* DATA FOR THIS TASK:

========================================================================

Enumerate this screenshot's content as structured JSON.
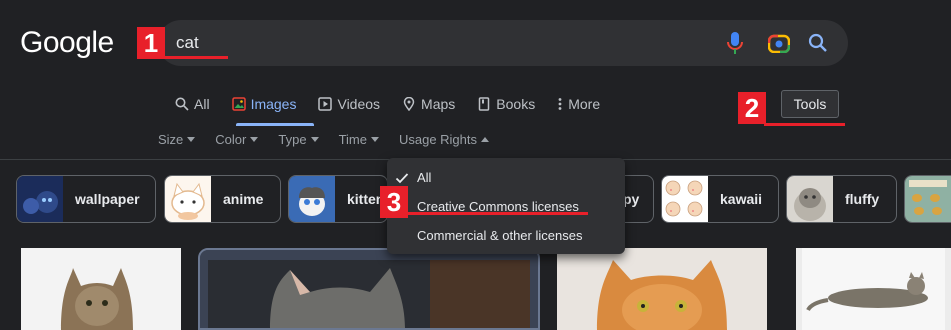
{
  "header": {
    "logo": "Google",
    "query": "cat"
  },
  "tabs": [
    {
      "label": "All",
      "icon": "search-icon"
    },
    {
      "label": "Images",
      "icon": "image-icon",
      "active": true
    },
    {
      "label": "Videos",
      "icon": "play-icon"
    },
    {
      "label": "Maps",
      "icon": "map-pin-icon"
    },
    {
      "label": "Books",
      "icon": "book-icon"
    },
    {
      "label": "More",
      "icon": "kebab-icon"
    }
  ],
  "tools_label": "Tools",
  "filters": [
    "Size",
    "Color",
    "Type",
    "Time",
    "Usage Rights"
  ],
  "chips": [
    "wallpaper",
    "anime",
    "kitten",
    "py",
    "kawaii",
    "fluffy"
  ],
  "dropdown": {
    "items": [
      "All",
      "Creative Commons licenses",
      "Commercial & other licenses"
    ],
    "selected": "All"
  },
  "markers": [
    "1",
    "2",
    "3"
  ],
  "colors": {
    "background": "#202124",
    "accent": "#8ab4f8",
    "marker": "#e8202a"
  }
}
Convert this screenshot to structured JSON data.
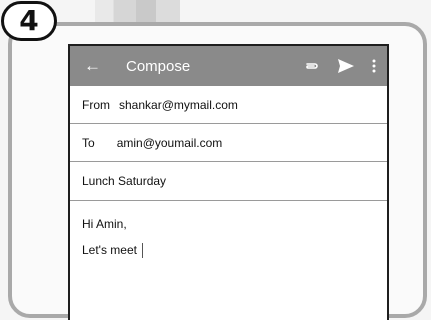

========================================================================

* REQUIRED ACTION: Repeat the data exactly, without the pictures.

* WRITTEN RESPONSE:
Enumerate this screenshot's content as structured JSON.
{
  "header": {
    "logo": "Google",
    "query": "cat"
  },
  "tabs": [
    {
      "label": "All",
      "icon": "search-icon"
    },
    {
      "label": "Images",
      "icon": "image-icon",
      "active": true
    },
    {
      "label": "Videos",
      "icon": "play-icon"
    },
    {
      "label": "Maps",
      "icon": "map-pin-icon"
    },
    {
      "label": "Books",
      "icon": "book-icon"
    },
    {
      "label": "More",
      "icon": "kebab-icon"
    }
  ],
  "tools_label": "Tools",
  "filters": [
    "Size",
    "Color",
    "Type",
    "Time",
    "Usage Rights"
  ],
  "chips": [
    "wallpaper",
    "anime",
    "kitten",
    "py",
    "kawaii",
    "fluffy"
  ],
  "dropdown": {
    "items": [
      "All",
      "Creative Commons licenses",
      "Commercial & other licenses"
    ],
    "selected": "All"
  },
  "markers": [
    "1",
    "2",
    "3"
  ],
  "colors": {
    "background": "#202124",
    "accent": "#8ab4f8",
    "marker": "#e8202a"
  }
}
Convert this screenshot to structured JSON data.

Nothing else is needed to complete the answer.